The basic structure of a D&D Adventure comes down to these elements:

  1. The DM describes the environment.
  2. The players describe what they want to do.
  3. The DM narrates the results of their actions.

More often than not, the DM uses a map or some kind of physical setting to track how the party is moving and what the options are.

Recently there are Virtual Tabletops (VTTs) that serve the same function online. I’ve done both and there are pro’s an con’s to each.

A VTT allows me to play with friends and my brothers who don’t live close by. It does involve a bit of set up, and you have to coordinate a way to talk (we use Discord).

I’ve tried Fantasy Grounds, Roll20 and Foundry VTT. I personally think Foundry is the best. It’s the most modern and I was able to integrate sounds, maps and cool visuals to my campaign.

Some Specific D&D Adventures

We’ve gone ahead and written about some famous and popular official adventures:

Keep on the Borderlands
Lost Mine of Phandelver
Tomb of Annihilation
The Rise of Tiamat
Out of the Abyss
Storm King’s Thunder

As if that wasn’t enough, our talented team has created their own adventures that you can find in our Adventures section for free!

With that out of the way let’s talk about the elements of Adventuring


Time in Dungeons and Dragons is kept by the DM. Typically it’s relative to what the party is doing.

In a dungeon or in the wilderness while the players are exploring, you might keep time on the scale of minutes passing.

Traveling in a large city or overland through forests that are uneventful, you might use hours.

Long journeys would be days. Finally, Combat as we learned before, is done in rounds which are 6 second increments.


Movement is another variable decided by the DM. Here’s the Players Handbook on the topic:

The DM can summarize the adventurers’ movement without calculating exact distances or travel times: “You travel through the forest and find the dungeon entrance late in the evening of the third day.” Even in a dungeon, particularly a large dungeon or a cave network, the DM can summarize movement between encounters: “After killing the guardian at the entrance to the ancient dwarven stronghold, you consult your map, which leads you through miles of echoing corridors to a chasm bridged by a narrow stone arch.” – Players Handbook

So while some instances you’d want to be specific, you can generally keep the pace of the story going without getting bogged down by meticulous movement tracking.


Rest is a critical aspect of D&D 5th edition. This is broken down to Short and Long Rest.

Short Rest

A short rest is a period of downtime, at least 1 hour long, during which a character does nothing more strenuous than eating, drinking, reading, and tending to wounds. – Players Handbook

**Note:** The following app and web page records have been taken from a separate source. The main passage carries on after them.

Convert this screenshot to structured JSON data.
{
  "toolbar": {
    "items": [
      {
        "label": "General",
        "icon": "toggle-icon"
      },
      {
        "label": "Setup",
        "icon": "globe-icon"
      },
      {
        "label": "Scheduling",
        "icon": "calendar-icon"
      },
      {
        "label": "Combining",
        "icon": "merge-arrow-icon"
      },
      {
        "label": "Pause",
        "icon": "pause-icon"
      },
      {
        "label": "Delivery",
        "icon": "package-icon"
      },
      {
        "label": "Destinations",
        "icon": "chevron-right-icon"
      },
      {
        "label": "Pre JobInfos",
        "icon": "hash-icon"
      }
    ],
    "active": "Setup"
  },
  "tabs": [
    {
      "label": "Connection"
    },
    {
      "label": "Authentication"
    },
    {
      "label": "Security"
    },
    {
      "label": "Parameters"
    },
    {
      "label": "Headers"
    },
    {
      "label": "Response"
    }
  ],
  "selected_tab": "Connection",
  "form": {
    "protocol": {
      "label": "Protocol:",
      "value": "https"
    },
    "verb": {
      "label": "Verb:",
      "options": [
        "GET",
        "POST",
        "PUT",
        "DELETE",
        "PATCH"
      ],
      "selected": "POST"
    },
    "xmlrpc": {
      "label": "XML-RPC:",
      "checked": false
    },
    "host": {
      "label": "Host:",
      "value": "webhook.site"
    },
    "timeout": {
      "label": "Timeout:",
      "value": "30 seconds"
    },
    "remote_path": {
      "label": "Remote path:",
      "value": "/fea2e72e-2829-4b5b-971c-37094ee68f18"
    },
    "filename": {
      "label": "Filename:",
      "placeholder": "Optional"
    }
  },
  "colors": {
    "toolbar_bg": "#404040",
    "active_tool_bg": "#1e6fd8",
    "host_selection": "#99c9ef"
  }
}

An hour of resting will get you one or more Hit Dice of healing, which is a huge benefit. Your Hit Dice are based on your class and you get 1 per level.

ClassHit Die
Hit Dice Table By Class

A level 3 Fighter has 3 d10 Hit Dice. 3 from his level, d10 from the chart above.

So on a short rest, he can spend up to 3 d10 of Hit Dice on healing.

Once you’ve spent any hit dice, you need a long rest to get them back.

It’s also important to know that some skills and abilities refresh on a short rest, while others require a long rest.

Long Rest

A long rest is a period of extended downtime, at least 8 hours long, during which a character sleeps for at least 6 hours and performs no more than 2 hours of light activity, such as reading, talking, eating, or standing watch. If the rest is interrupted by a period of strenuous activity – at least 1 hour of walking, fighting, casting spells, or similar adventuring activity – the characters must begin the rest again to gain any benefit from it. – Players Handbook

After a long rest you will have full hit points, and recover half of your hit dice if you spent any on short rests.

You can only long rest once in a 24 hour period.